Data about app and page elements
______________________________

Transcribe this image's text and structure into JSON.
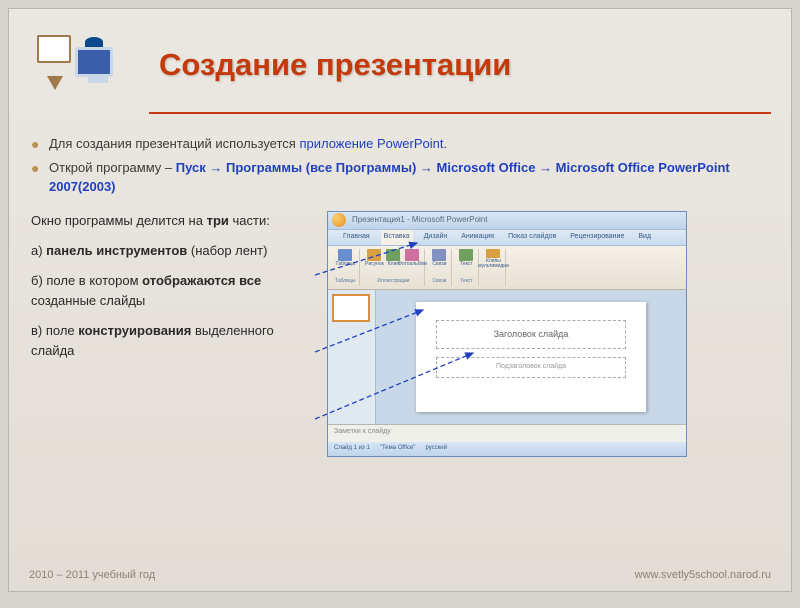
{
  "title": "Создание презентации",
  "bullets": [
    {
      "pre": "Для создания презентаций используется ",
      "hl": "приложение PowerPoint",
      "post": "."
    },
    {
      "pre": "Открой программу – ",
      "hl": "Пуск → Программы  (все Программы) → Microsoft Office → Microsoft Office PowerPoint 2007(2003)",
      "post": ""
    }
  ],
  "window_intro": "Окно программы делится на ",
  "window_bold": "три",
  "window_post": " части:",
  "parts": [
    {
      "letter": "а) ",
      "bold": "панель инструментов",
      "rest": " (набор лент)"
    },
    {
      "letter": "б) ",
      "pre": "поле в котором ",
      "bold": "отображаются все",
      "rest": " созданные слайды"
    },
    {
      "letter": "в) ",
      "pre": "поле ",
      "bold": "конструирования",
      "rest": " выделенного слайда"
    }
  ],
  "pp": {
    "titlebar": "Презентация1 - Microsoft PowerPoint",
    "tabs": [
      "Главная",
      "Вставка",
      "Дизайн",
      "Анимация",
      "Показ слайдов",
      "Рецензирование",
      "Вид"
    ],
    "active_tab": 1,
    "ribbon_groups": [
      {
        "label": "Таблицы",
        "icons": [
          {
            "label": "Таблица",
            "color": "#6a8fd0"
          }
        ]
      },
      {
        "label": "Иллюстрации",
        "icons": [
          {
            "label": "Рисунок",
            "color": "#d8a040"
          },
          {
            "label": "Клип",
            "color": "#70a060"
          },
          {
            "label": "Фотоальбом",
            "color": "#d070a0"
          }
        ]
      },
      {
        "label": "Связи",
        "icons": [
          {
            "label": "Связи",
            "color": "#8090c0"
          }
        ]
      },
      {
        "label": "Текст",
        "icons": [
          {
            "label": "Текст",
            "color": "#70a060"
          }
        ]
      },
      {
        "label": "",
        "icons": [
          {
            "label": "Клипы мультимедиа",
            "color": "#d8a040"
          }
        ]
      }
    ],
    "slide_title": "Заголовок слайда",
    "slide_sub": "Подзаголовок слайда",
    "notes": "Заметки к слайду",
    "status": {
      "slide": "Слайд 1 из 1",
      "theme": "\"Тема Office\"",
      "lang": "русский"
    }
  },
  "footer": {
    "left": "2010 – 2011 учебный год",
    "right": "www.svetly5school.narod.ru"
  }
}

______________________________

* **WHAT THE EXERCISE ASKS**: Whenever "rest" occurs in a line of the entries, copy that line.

* **SOLUTION TO THE PROBLEM**:
      "rest": " (набор лент)"
      "rest": " созданные слайды"
      "rest": " выделенного слайда"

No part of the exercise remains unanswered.